For two years Lori came to the kitchen every Wednesday morning and picked up soups to be delivered to schools in Oregon City. Those two years were hard for me. Business was booming, but it was relentless and many days of the week i was cooking solo. On those Wednesdays, Lori and I were able to get in 20 to 30 minutes to catch up – talk about our kids, families, Lori’s new career. current events, politics and our favorite, “food finds.” As I told her husband John, sometimes that was my only social interaction for the rest of the week because I was so busy. It would totally boost my energy and change my mood after those short visits, giving me lots to think about throughout the day. Lori delivered the soups for gas money and two quarts of soup to take home. She insisted this be the arrangement.
When my soup gig seemed overwhelming and sort of accidental some of the time, Lori facilitated a way for us to grow by helping me get our first commercial kitchen and to finally put “big girl” systems into place. If it were not for this kitchen and her generosity, I doubt I would have stayed in business.
Lori always checked in, reached out with special messages to let me know she was thinking about me and our family, and always left me with a smile.
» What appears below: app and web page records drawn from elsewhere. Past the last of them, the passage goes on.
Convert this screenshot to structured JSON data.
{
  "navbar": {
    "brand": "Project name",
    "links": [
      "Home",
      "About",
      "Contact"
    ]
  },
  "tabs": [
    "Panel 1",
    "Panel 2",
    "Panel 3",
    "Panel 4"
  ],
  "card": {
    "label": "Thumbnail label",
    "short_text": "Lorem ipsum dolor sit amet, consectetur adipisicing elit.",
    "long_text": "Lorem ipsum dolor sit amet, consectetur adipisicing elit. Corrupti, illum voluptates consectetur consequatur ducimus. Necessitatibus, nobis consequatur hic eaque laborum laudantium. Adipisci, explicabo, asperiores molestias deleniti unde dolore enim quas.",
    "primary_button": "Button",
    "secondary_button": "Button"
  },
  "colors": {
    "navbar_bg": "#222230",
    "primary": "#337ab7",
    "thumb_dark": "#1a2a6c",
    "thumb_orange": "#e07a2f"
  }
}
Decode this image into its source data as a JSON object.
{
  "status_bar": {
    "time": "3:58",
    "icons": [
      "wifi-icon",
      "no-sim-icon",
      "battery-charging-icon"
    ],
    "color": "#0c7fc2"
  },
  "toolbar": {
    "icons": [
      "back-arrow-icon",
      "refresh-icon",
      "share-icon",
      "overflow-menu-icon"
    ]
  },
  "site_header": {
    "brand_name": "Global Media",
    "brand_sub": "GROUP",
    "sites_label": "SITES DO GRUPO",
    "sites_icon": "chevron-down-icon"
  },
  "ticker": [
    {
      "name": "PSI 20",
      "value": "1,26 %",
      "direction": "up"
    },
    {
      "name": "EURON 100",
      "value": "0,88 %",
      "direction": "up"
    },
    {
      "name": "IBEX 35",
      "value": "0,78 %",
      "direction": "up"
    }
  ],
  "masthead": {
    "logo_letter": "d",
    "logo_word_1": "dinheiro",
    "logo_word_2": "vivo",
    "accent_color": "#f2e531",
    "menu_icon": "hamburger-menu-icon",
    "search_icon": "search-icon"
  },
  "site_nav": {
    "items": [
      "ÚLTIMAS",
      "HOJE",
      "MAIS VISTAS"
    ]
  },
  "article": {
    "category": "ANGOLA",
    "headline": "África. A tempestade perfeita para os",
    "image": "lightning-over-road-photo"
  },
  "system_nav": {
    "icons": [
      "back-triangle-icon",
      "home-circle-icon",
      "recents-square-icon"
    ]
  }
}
I will hold her in my heart for this snippet of her in my life represents how she was for so many people and how she contributed to everyone’s life in so many other ways. I miss you Lori Larson.